Assigned task: Only one number is expected here, namely how many lines of the entries below hold the string "title".

Data records for software interfaces:
Segment Open

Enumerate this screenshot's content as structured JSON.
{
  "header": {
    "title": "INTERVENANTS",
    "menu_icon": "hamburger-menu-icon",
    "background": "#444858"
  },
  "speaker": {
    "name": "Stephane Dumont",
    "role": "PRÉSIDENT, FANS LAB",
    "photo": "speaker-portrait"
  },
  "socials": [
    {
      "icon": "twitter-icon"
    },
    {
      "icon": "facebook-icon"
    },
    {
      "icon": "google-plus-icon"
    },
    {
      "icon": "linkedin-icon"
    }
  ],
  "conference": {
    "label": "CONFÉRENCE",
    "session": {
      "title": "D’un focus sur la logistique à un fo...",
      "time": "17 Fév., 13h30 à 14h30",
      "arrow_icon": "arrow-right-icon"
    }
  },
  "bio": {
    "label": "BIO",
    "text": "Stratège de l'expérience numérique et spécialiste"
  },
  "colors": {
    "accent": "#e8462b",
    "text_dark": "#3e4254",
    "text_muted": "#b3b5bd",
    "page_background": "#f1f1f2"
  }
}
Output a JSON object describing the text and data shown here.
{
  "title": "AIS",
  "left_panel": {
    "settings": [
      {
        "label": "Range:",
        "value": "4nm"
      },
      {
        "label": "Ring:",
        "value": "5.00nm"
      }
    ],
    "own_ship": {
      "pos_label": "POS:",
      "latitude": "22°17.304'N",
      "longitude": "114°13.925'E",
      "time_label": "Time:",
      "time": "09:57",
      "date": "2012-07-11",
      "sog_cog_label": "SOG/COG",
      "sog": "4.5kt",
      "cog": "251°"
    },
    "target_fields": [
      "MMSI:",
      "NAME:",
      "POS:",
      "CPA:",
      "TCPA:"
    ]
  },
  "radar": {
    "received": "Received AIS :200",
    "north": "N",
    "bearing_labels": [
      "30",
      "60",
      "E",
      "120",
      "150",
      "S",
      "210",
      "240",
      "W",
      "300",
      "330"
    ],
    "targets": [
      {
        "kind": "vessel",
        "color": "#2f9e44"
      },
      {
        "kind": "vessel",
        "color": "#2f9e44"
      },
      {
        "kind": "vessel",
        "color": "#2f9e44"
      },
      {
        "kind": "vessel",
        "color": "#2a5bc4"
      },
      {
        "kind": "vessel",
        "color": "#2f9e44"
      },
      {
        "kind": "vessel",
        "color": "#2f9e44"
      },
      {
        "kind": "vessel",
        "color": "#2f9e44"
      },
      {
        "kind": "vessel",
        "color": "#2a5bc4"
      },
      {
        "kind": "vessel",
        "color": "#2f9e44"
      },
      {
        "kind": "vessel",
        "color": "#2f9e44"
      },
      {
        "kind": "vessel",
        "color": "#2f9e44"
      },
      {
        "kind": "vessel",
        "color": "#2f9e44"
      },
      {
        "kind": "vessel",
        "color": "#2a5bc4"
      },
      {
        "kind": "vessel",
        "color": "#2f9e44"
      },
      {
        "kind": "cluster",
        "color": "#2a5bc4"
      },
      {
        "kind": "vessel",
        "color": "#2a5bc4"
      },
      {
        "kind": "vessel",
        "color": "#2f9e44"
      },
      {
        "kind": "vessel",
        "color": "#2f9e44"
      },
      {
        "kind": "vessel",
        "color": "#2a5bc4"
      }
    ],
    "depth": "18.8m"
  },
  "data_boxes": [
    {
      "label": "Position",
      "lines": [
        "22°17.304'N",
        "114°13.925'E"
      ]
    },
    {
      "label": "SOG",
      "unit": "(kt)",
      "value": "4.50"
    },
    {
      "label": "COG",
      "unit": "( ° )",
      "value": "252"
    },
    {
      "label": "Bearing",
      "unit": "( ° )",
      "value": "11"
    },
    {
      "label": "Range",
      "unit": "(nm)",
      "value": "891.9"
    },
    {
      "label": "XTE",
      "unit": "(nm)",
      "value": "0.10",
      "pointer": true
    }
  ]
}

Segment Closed

Solution to this task: 3